Meanwhile, the New York State Teachers' Retirement System (NYSTRS) has confirmed its contribution rate will drop for the first time in five years when pension bills for 2015-16 come due in the fall.

Neither announcement says much about the long-term future path of taxpayer-funded pension costs in New York, however.

NY’s early retiree back-to-work waive | Reports

Retired New York state and local government employees under the age of 65 cannot collect full public pension benefits if they earn more than $30,000 by returning to work for a state or local agency – but the earnings limit for younger retirees collecting both pensions and pay from government can be waived “temporarily” in certain circumstances.

To hedge or not to hedge? by E.J. McMahon | | NY Torch

The $300 billion California Public Employees' Retirement System (Calpers), America's largest public pension fund, is eliminating its $4 billion stake hedge funds due to their "complexity, cost, and the lack of ability to scale," the fund's interim chief investment officer has just announced.

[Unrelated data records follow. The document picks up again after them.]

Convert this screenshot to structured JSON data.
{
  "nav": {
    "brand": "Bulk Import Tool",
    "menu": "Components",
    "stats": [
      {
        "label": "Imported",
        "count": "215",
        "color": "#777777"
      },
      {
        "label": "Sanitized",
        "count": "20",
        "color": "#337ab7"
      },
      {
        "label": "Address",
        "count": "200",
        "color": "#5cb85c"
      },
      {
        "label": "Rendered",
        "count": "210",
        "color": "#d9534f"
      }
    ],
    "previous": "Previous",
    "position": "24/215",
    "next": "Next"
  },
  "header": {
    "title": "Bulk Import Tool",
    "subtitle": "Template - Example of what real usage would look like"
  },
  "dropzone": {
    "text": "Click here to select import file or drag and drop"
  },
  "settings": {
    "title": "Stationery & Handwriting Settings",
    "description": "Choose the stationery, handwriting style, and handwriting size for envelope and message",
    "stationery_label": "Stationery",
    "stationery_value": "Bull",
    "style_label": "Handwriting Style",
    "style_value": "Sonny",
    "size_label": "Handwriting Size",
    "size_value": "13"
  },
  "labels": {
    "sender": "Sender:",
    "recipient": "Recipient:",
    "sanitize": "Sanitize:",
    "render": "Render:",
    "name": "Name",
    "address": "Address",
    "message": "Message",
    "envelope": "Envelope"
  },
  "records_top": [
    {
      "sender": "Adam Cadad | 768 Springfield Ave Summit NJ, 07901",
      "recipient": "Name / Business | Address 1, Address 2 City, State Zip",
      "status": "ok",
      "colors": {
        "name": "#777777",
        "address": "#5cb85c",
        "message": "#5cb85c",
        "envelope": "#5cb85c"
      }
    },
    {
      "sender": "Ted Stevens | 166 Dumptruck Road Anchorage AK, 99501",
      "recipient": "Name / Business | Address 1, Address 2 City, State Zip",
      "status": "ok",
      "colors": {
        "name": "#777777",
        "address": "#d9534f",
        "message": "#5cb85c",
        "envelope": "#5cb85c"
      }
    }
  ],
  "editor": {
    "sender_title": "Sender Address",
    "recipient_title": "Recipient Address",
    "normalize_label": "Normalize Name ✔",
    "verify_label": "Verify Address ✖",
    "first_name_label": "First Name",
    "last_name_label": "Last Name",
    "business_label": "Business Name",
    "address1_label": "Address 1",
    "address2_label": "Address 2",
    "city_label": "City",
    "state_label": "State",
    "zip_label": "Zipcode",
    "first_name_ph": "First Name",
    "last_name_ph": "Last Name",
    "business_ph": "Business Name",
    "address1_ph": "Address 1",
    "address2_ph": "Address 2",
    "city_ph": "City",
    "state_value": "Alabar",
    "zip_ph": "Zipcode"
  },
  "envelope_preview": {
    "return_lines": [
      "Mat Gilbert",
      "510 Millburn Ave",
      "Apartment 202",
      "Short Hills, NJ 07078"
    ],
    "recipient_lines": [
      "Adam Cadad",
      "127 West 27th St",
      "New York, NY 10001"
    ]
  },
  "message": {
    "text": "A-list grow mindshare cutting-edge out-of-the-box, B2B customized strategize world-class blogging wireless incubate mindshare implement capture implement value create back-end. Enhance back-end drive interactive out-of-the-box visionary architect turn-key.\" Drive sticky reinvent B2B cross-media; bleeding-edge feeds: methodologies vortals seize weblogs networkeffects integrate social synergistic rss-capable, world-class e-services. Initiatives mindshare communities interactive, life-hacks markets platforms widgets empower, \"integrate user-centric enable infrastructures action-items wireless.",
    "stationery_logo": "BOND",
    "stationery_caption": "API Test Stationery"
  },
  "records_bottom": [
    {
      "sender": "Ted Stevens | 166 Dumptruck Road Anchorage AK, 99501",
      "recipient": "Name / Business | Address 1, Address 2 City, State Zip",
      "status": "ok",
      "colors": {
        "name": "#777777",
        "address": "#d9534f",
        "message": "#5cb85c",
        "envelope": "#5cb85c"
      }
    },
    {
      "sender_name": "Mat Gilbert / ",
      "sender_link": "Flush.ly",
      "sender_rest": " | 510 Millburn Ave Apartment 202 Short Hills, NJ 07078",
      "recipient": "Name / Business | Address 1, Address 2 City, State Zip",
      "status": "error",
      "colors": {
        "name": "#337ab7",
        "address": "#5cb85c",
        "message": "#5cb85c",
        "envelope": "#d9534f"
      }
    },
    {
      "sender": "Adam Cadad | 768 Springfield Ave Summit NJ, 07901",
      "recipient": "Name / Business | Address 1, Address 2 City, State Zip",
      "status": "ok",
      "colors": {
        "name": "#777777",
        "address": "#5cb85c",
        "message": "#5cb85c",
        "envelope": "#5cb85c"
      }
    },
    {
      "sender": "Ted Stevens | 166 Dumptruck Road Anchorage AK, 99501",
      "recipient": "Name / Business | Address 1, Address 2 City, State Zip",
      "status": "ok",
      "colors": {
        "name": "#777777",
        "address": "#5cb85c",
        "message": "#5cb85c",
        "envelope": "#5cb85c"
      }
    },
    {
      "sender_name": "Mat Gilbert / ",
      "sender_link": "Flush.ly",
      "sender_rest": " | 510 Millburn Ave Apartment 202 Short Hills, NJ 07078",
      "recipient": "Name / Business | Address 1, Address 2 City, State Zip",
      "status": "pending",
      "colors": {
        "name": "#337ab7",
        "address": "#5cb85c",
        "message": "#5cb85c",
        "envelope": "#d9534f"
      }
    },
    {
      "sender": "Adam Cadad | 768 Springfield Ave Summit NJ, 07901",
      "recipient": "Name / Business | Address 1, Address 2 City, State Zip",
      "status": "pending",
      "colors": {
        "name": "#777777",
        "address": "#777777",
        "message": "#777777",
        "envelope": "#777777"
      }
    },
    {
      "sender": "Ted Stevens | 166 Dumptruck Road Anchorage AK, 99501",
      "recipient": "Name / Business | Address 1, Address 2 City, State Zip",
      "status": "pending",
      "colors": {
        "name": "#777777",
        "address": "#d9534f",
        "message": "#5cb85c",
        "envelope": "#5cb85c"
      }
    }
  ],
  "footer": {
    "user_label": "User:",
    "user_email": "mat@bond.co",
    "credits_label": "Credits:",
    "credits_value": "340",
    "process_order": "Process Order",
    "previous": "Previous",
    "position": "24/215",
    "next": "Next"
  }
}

But the the $180 billion New York State and Local Retirement System (NYSLRS), the nation's second largest public pension fund, is poised to move in the opposite direction.

More pension “alternative” stakes ahead? by E.J. McMahon | | NY Torch

New York’s public pension funds will have the green light to significantly increase their asset allocations to “alternative investments,” such as private equity and hedge funds, under a bill that looks greased for passage in both houses of the state Legislature.